Two out of three Global grand winners of IWA’s Global project innovation awards 2012, involved latest Dutch water technology.

One of the winners was the demonstration plant Andijk of PWN Technologies with its innovative suspended ion exchange (SIX) and ceramic membranes (CeraMac).

The other winner was a pilot plant on the airport of Hong Kong where the University of Hong Kong uses seawater to flush toilets. The waste water is treated with the SANI Process, using sulphate reduction bacteria as developed in the Netherlands by the Delft University and KWR Watercycle research.

Both awards were handed out by director Wim van Vierssen of KWR watercycle research institute during the IWA World water conference on September 19th in Busan, Korea.

Second prestigious prize for professor Van Loosdrecht
A very special moment was the hand out of the award to the winners of the Hong Kong project. Again on stage was professor Mark van Loosdrecht of the Delft University. Three months earlier Van Loosdrecht won the prestigious Lee Kuan Yew Water Prize 2012 during the Singapore Water Week.
(read more: Professor Mark van Loosdrecht takes stage at Singapore international water week 2012 – July 3, 2012)

Andijk drinking water station: showcase of professional water engineering

KWR-director Wim van Vierssen (second left) handed out the IWA Global Project Innovation Awards 2012 to PWN Technologies: Martien den Blanken, director PWN (left), Jonathan Clement, director PWN Technologies (second right) and Loet Rosenthal, sector manager PWN (right)

The demonstration plant Andijk III of PWN Technologies scored on the judging criteria of Innovation, Future value to the water engineering profession, and Sustainability. The demoplant is a pretreatment installation for the production of drinking water, integrating two new technologies that PWN Technologies developed based on suspended ion exchange (SIX) and ceramic membranes (CeraMac). SIX and CeraMac result in higher water quality, lower energy consumption and a lower environmental burden.

Earlier this year IWA organized regional competitions and PWN Technologies won the European edition.
(read more: PWN Technologies wins IWA innovation award with ceramic membranes and ion exchange - April 19, 2012)

Hong Kong airport: combi of seawater and SANI sulphate reduction bacteria

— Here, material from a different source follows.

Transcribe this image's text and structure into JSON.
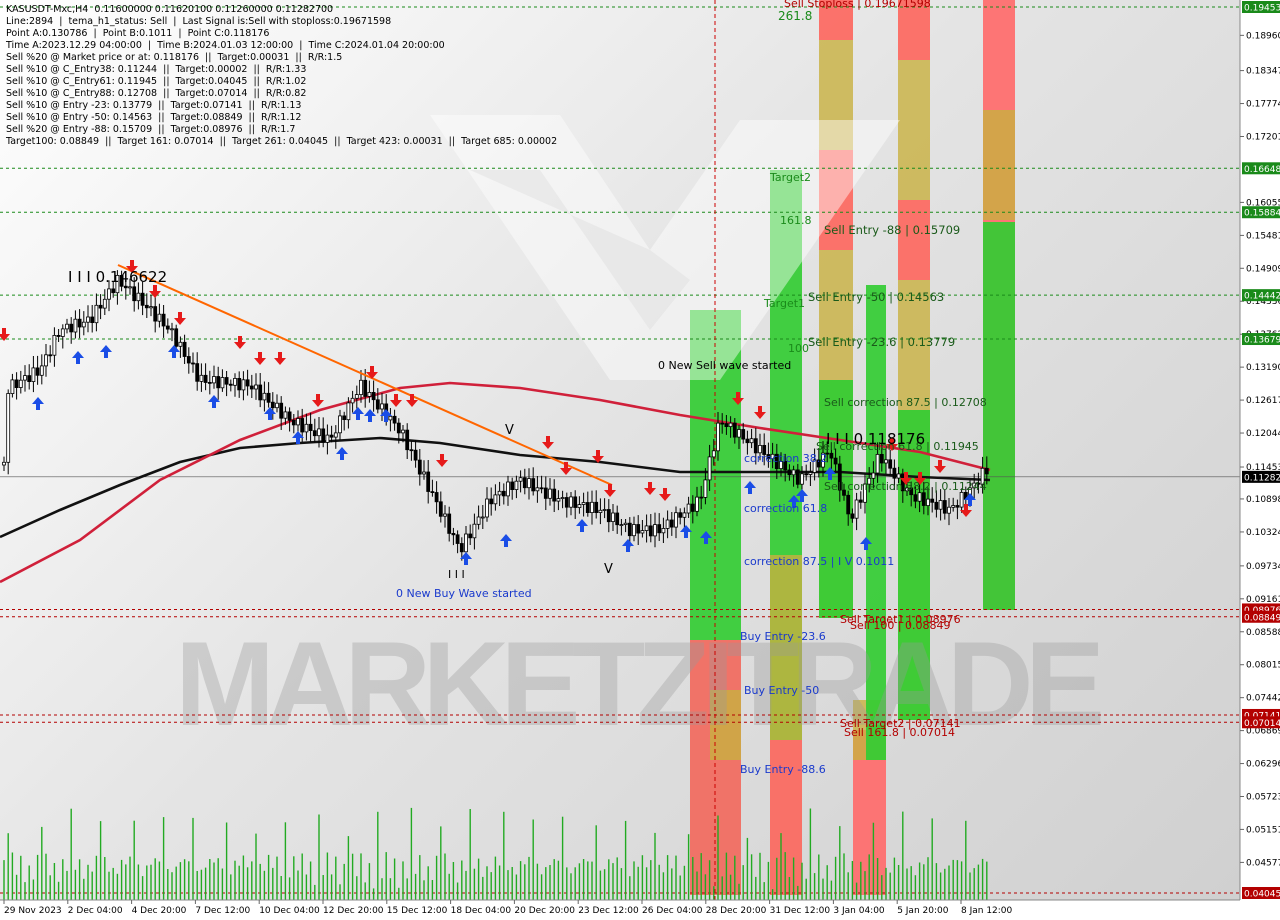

Three professors involved, from left to right: professor Guanghgo Chen, Hong Kong University of Science and Technology (HKUST), professor George Ekema, University of Cape Town (UCT) and professor Mark van Loosdrecht, Technical University of Delft TU Delft).

The use of sea water to flush toilets is not new in Honk Hong. It is the overall combination with a range of water and energy saving elements, that makes the water project at the Hong Kong Airport so special. The universities of Hong Kong (China), Delft (Netherlands) and Cape Town (South Africa) work together on this pilot, saving the airport 52 per cent of its freshwater demand and 30,000 MWh of electricity annually. Besides flushing the toilet with salt water, the seawater is used as a coolant in the air-conditioning system.

Sulphate and phosphorous from the seawater
During the treatment of the waste water with the SANI (Sulfate reduction, Autotrophic denitrification, and Nitrification Integrated) process, the sulphate in the seawater is used for new biochemical processes in the carbon and nitrogen cycles for the sludge production to reduce. Making use of the magnesium ions in seawater, the new technology recovers phosphorus from urine in the form of magnesium ammonium phosphate, a valuable phosphorus and nitrogen containing fertilizer, by mixing hydrolyzed urine with seawater.

More information
Technical University of Delft
Department of Biotechnology
Mark van Loosdrecht - email:
Delft, the Netherlands
+31 15 278 6990

PWN Technologies
Jonathan Clement
Velserbroek, the Netherlands
+31 23 541 3740

IWA Global project innovation awards
London, United Kingdom
+65 63 16 99 35